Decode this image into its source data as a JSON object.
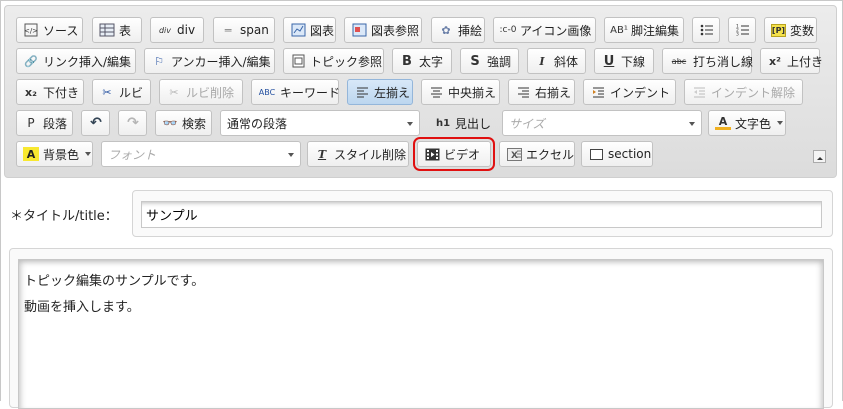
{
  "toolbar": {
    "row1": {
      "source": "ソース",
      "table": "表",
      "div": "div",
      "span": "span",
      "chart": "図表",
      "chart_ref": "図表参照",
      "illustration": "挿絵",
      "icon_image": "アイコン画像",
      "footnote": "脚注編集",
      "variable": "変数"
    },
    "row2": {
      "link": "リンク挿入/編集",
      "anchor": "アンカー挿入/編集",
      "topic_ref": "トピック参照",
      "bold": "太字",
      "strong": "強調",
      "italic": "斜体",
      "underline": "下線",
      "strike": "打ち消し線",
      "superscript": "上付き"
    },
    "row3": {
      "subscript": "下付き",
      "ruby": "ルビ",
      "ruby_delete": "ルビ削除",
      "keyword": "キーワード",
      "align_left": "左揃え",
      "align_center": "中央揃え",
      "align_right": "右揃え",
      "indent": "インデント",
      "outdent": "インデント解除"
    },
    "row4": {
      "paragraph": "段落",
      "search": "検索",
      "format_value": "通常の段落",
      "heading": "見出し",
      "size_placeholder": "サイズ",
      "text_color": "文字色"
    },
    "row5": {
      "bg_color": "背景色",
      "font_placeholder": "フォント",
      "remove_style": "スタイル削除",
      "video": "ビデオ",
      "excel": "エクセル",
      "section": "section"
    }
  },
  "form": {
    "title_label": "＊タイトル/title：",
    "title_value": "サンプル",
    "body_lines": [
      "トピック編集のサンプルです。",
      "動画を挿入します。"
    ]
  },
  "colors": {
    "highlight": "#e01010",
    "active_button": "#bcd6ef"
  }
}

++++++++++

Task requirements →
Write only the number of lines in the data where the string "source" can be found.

Solution for this task →
2